Ousted Auditor Sues Adventist Church: Denies Charges of Adultery, Abuse
Witham, Larry, The Washington Times (Washington, DC)
For 34 years inside the Seventh-day Adventist Church, David E. Dennis of Silver Spring preached the faith and kept the books, moving up to chief auditor of the worldwide church.
Now he's outside, fired and suing the church leadership for defamation and breach of contract.
The church says he's a minister, defrocked and let go in 1995 for adultery and sexual abuse of a minor. He says the charge was "trumped up" to thwart his exposure of corruption at the top.
It has not been a pretty sight for any church, both sides agree. But now, two years after the lawsuit was filed, a judge may finally decide whether the dispute will go to a jury trial in Montgomery County Circuit Court.
"No church employee was ever so defamed," Mr. Dennis said.
Church officials referred inquiries to their lawyers.
"There is no evidence in support of Mr. Dennis' claim that he was terminated because of his work" as auditor, Ellen G. Draper, attorney for the church, said in a statement. He was fired "because of the allegations of Jane Doe," the woman accusing him of childhood and adult sexual relations.
The church, with world headquarters in Silver Spring, is on its third motion to dismiss the case as an internal disciplinary matter.

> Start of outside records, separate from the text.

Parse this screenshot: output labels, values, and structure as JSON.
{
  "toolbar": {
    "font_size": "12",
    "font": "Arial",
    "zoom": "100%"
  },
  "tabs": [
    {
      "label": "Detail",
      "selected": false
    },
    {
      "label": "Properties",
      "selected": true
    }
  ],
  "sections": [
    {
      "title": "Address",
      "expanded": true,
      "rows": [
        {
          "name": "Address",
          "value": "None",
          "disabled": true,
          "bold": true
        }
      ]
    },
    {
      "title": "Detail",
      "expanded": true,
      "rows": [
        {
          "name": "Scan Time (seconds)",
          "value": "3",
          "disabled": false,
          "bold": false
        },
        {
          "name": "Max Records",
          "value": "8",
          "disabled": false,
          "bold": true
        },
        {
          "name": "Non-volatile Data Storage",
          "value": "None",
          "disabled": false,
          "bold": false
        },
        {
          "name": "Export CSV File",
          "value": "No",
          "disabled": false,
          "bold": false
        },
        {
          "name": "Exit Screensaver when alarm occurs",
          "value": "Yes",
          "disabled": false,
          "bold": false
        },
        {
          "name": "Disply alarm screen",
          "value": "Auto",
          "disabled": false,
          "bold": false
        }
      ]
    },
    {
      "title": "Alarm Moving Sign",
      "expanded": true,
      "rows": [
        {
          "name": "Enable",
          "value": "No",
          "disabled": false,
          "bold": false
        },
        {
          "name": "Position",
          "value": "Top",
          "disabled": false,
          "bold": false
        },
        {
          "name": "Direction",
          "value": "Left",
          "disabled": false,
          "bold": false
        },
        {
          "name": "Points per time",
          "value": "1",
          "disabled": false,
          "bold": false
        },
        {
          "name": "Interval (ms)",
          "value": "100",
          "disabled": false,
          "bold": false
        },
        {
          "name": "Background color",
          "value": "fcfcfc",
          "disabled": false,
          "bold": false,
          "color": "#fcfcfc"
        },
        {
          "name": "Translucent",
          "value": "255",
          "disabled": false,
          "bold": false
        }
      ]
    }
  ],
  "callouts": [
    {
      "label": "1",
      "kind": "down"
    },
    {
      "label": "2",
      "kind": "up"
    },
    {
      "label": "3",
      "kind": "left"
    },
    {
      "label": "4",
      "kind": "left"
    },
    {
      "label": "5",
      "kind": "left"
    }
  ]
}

The court has no business intervening, the church claims, because the First Amendment blocks "secular courts from adjudicating claims that intrude on matters of church doctrine, discipline, policy or governance."

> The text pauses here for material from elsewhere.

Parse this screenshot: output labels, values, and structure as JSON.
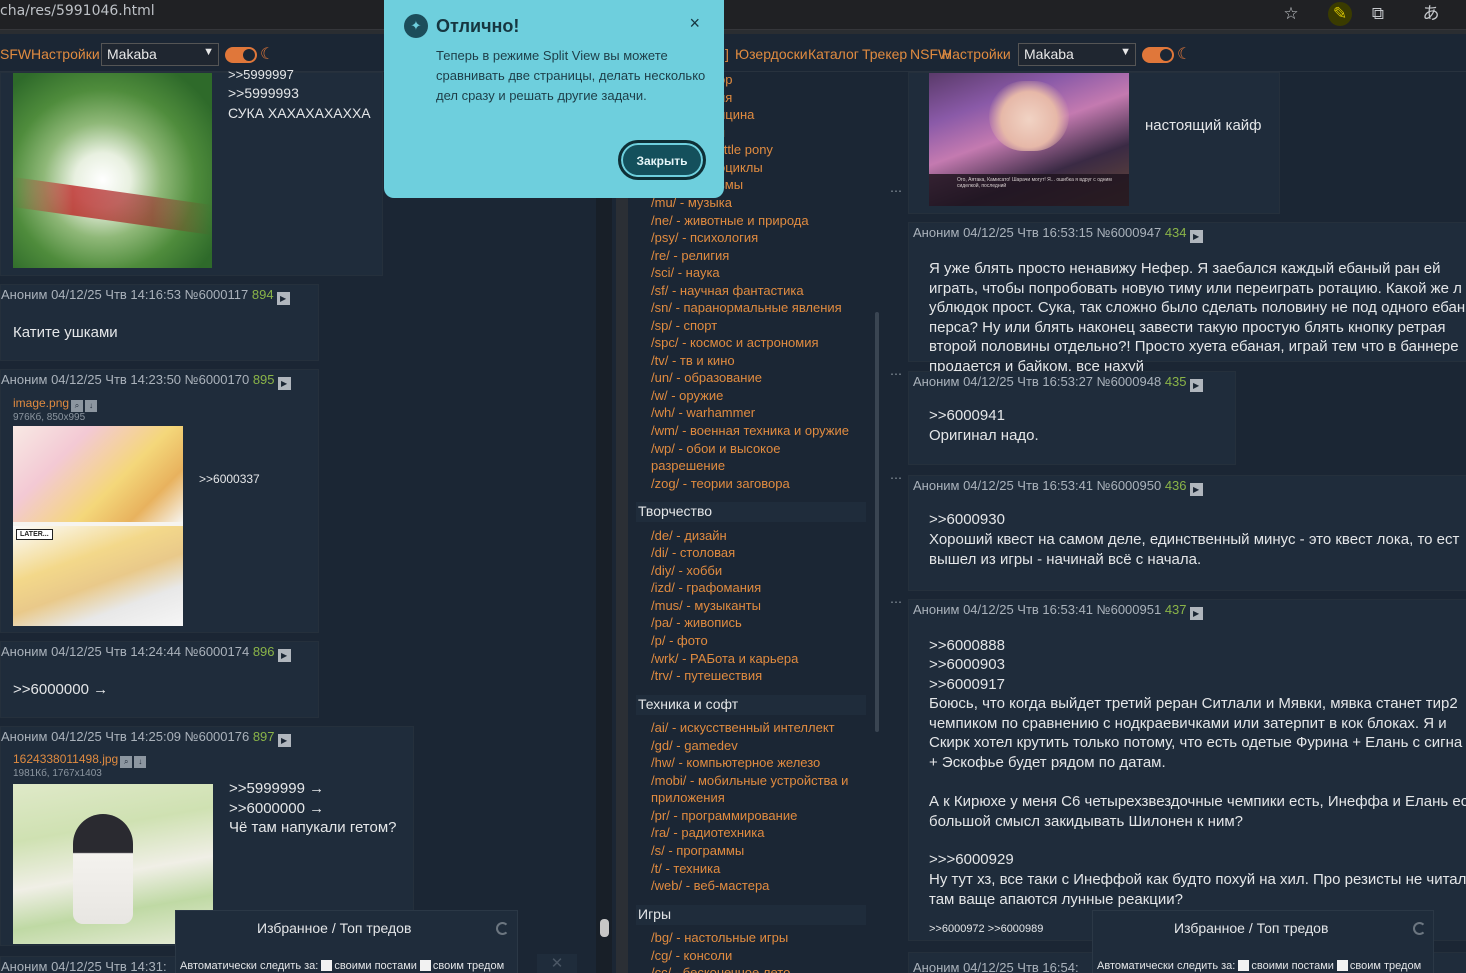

Mr. Dennis is suing the church, three of its top officials and Jane Doe, for $4 million in damages.
If the judge decides that "discovery" of evidence will proceed, the church must produce a mass of internal documents and the therapy records of Jane Doe. Meanwhile, both sides point to developments in their favor.
The church notes that last year a Maryland appeals court dismissed a defamation suit against the Roman Catholic Church. A student for the priesthood had sued the Archdiocese of Baltimore after an internal report on his behavior caused his dismissal.
In the Dennis case, church leaders say they informed the world church of his "moral fall" - involving eight other women besides Jane Doe - because he had already claimed persecution in letters to church members.
Mr. Dennis said Jane Doe, who accused him to his face in closed church hearings, lived with his family during her "emotionally disturbed" childhood, and that in adult therapy she may have created a "false memory" of abuse.
Mr. Dennis has talked with groups that attack the legitimacy of so-called "repressed memory syndrome" therapy, in which adults are helped by a therapist to remember childhood abuse. …